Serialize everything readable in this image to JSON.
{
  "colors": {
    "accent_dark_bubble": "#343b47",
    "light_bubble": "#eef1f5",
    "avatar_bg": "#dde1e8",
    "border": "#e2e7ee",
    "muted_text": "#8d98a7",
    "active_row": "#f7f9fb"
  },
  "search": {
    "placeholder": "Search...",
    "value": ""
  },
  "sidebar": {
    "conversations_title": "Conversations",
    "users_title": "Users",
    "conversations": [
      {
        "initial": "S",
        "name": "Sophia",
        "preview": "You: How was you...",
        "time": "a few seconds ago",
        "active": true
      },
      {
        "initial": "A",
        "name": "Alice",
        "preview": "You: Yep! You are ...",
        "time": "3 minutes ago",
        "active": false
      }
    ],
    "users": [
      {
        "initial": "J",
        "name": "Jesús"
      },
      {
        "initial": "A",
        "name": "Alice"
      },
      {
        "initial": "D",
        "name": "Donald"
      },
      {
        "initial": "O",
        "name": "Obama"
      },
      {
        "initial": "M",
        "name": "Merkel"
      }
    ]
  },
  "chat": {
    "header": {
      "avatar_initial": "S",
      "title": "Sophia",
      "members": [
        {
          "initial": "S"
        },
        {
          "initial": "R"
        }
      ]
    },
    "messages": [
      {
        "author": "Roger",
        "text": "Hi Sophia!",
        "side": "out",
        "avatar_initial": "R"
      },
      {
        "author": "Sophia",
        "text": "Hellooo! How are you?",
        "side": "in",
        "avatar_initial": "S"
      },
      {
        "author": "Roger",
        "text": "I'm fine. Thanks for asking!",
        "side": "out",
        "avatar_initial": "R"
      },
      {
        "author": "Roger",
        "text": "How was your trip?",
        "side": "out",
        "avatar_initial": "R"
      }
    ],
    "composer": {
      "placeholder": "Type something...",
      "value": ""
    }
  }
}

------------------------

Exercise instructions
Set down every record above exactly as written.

Solution to the exercise
Serialize everything readable in this image to JSON.
{
  "colors": {
    "accent_dark_bubble": "#343b47",
    "light_bubble": "#eef1f5",
    "avatar_bg": "#dde1e8",
    "border": "#e2e7ee",
    "muted_text": "#8d98a7",
    "active_row": "#f7f9fb"
  },
  "search": {
    "placeholder": "Search...",
    "value": ""
  },
  "sidebar": {
    "conversations_title": "Conversations",
    "users_title": "Users",
    "conversations": [
      {
        "initial": "S",
        "name": "Sophia",
        "preview": "You: How was you...",
        "time": "a few seconds ago",
        "active": true
      },
      {
        "initial": "A",
        "name": "Alice",
        "preview": "You: Yep! You are ...",
        "time": "3 minutes ago",
        "active": false
      }
    ],
    "users": [
      {
        "initial": "J",
        "name": "Jesús"
      },
      {
        "initial": "A",
        "name": "Alice"
      },
      {
        "initial": "D",
        "name": "Donald"
      },
      {
        "initial": "O",
        "name": "Obama"
      },
      {
        "initial": "M",
        "name": "Merkel"
      }
    ]
  },
  "chat": {
    "header": {
      "avatar_initial": "S",
      "title": "Sophia",
      "members": [
        {
          "initial": "S"
        },
        {
          "initial": "R"
        }
      ]
    },
    "messages": [
      {
        "author": "Roger",
        "text": "Hi Sophia!",
        "side": "out",
        "avatar_initial": "R"
      },
      {
        "author": "Sophia",
        "text": "Hellooo! How are you?",
        "side": "in",
        "avatar_initial": "S"
      },
      {
        "author": "Roger",
        "text": "I'm fine. Thanks for asking!",
        "side": "out",
        "avatar_initial": "R"
      },
      {
        "author": "Roger",
        "text": "How was your trip?",
        "side": "out",
        "avatar_initial": "R"
      }
    ],
    "composer": {
      "placeholder": "Type something...",
      "value": ""
    }
  }
}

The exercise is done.